Crestwood Treatment Center’s Dream Team Celebrating Wellness

“Health is wellness, health is power,” declared a resident at Crestwood Treatment Center in Fremont.  This powerful statement came as a result of the facility’s first Wellness Fair that was held on March 18, 2015.  In preparation for the Wellness Fair, a few small groups of residents known as the “Dream Team” spent three months exploring with staff members different wellness topics related to stress management, both through research and experiential activities.  These small groups met once a week to investigate each wellness topic and prepare a related presentation.  After three months of creative collaboration, they selected the topics of Aromatherapy, Exercise, Music Appreciation, Guided Imagery, and Assertive Communication to feature at their Wellness Fair.

The Dream Team residents then prepared and distributed invitations to facility residents and staff, and announcement banners were hung throughout the facility.  The conference room and adjoining outdoor Zen Garden were transformed into a presentation hall, with five separate stations, one for each wellness topic.  The Wellness Fair kicked off on a beautiful day with the Zen Garden fountain bubbling and relaxing music playing.  Seats were available in the garden for attendees to reflect quietly and/or relax together.  Residents and staff were invited to make their way throughout the fair, stopping at each booth to connect with their Dream Team hosts.  Pairs of Dream Team members handed out informational packets and discussed their topic of wellness with participants, and invited them to join them in their wellness activity.  One resident remarked, “I was able to get a lot of information proving that music really does relieve stress.  It is my favorite way to take the stress away.  Music even relieves stress during dental procedures!”  Refreshments were also served and participants were invited to share hummus, cucumber toast, a fresh fruit salad, and lemon mint water as they further relaxed in the Zen Garden.

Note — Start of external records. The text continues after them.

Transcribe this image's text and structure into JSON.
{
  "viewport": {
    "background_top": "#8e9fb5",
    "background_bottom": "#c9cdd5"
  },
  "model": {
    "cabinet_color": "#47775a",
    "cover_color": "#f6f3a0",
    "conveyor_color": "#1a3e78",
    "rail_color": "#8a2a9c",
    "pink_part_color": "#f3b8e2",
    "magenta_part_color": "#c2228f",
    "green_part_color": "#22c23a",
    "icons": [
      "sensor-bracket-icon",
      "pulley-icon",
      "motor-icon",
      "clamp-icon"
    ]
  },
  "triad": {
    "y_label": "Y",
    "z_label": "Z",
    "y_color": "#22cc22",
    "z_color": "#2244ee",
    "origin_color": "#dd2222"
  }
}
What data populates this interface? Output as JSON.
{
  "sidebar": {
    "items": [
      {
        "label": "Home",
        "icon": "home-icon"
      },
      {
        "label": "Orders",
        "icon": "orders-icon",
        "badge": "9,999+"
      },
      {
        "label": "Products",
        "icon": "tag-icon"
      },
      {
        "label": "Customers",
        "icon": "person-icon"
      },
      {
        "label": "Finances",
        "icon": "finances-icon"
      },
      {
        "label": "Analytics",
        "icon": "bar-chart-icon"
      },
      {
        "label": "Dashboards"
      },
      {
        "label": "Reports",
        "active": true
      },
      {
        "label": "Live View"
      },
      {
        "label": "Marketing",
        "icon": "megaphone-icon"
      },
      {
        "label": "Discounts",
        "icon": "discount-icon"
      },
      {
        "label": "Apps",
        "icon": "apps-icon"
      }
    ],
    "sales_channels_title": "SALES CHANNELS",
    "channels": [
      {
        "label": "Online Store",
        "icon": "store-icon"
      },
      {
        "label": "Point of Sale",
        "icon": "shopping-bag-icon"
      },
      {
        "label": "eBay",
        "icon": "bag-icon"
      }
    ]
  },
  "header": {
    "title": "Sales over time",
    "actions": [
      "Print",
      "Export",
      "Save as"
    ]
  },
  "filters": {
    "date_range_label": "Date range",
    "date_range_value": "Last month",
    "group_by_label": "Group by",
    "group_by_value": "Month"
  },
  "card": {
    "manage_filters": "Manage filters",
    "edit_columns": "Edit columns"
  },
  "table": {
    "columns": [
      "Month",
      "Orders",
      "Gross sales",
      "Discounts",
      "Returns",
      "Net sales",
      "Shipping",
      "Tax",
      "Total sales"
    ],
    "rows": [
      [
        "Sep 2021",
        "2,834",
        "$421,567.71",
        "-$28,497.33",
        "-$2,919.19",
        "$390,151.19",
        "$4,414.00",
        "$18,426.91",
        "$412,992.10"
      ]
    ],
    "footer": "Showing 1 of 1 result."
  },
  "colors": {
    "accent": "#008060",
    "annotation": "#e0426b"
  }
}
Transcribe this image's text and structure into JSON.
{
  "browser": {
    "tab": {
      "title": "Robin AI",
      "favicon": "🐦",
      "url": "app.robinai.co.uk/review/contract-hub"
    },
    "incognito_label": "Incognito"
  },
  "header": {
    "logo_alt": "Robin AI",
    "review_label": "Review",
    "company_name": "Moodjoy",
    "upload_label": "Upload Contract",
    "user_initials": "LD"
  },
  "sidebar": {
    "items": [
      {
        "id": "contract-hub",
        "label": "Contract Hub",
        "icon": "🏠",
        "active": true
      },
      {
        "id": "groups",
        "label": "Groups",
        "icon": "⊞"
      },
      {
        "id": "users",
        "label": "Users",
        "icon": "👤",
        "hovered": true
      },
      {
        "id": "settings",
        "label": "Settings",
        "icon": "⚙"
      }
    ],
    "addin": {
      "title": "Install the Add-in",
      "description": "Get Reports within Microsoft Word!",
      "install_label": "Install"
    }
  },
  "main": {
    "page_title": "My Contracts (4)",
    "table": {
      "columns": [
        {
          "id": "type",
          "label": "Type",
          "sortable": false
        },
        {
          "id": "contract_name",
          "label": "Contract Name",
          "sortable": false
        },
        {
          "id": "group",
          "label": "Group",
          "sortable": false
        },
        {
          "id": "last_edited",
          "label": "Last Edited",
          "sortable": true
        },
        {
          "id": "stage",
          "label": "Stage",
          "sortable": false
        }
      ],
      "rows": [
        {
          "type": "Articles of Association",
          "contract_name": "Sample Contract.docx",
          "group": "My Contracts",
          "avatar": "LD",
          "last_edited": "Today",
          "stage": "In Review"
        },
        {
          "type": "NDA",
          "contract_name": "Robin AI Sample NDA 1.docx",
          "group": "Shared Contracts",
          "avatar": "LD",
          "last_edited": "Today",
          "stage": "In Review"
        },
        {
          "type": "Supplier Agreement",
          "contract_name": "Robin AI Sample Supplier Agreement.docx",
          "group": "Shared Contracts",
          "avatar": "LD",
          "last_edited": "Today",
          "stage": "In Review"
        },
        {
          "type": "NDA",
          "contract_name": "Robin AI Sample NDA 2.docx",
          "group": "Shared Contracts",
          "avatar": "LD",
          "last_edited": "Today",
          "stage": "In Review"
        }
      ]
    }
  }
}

The education, exchange of wellness information and the entire experience was very empowering for Dream Team members and well received by all who participated.  “The Wellness Fair was a complete success.  It was so much fun and informative for everyone.  Participating residents were very enthusiastic and knowledgeable about their respective topics.  They were able to communicate and explain the importance on how to live a healthy lifestyle.  The visitors who attended the Fair were all impressed with the way the booths were set up and organized by staff and residents,” said Luis de Vera, Assistant Director of Nursing

The facility is still buzzing about the Wellness Fair and Dream Team members are eager to start preparing for next year’s event. They have big plans to expand the fair and possibly invite other Crestwood facilities to share in the experience.

Lillian Fong, Program Administrator, remarked, “I am so impressed with our residents’ enthusiasm and “can do” attitude. Their confidence was evident that day for all to see.”

Contributed by:

Karen Scott, OTR/L
Occupational Therapist
Crestwood Treatment Center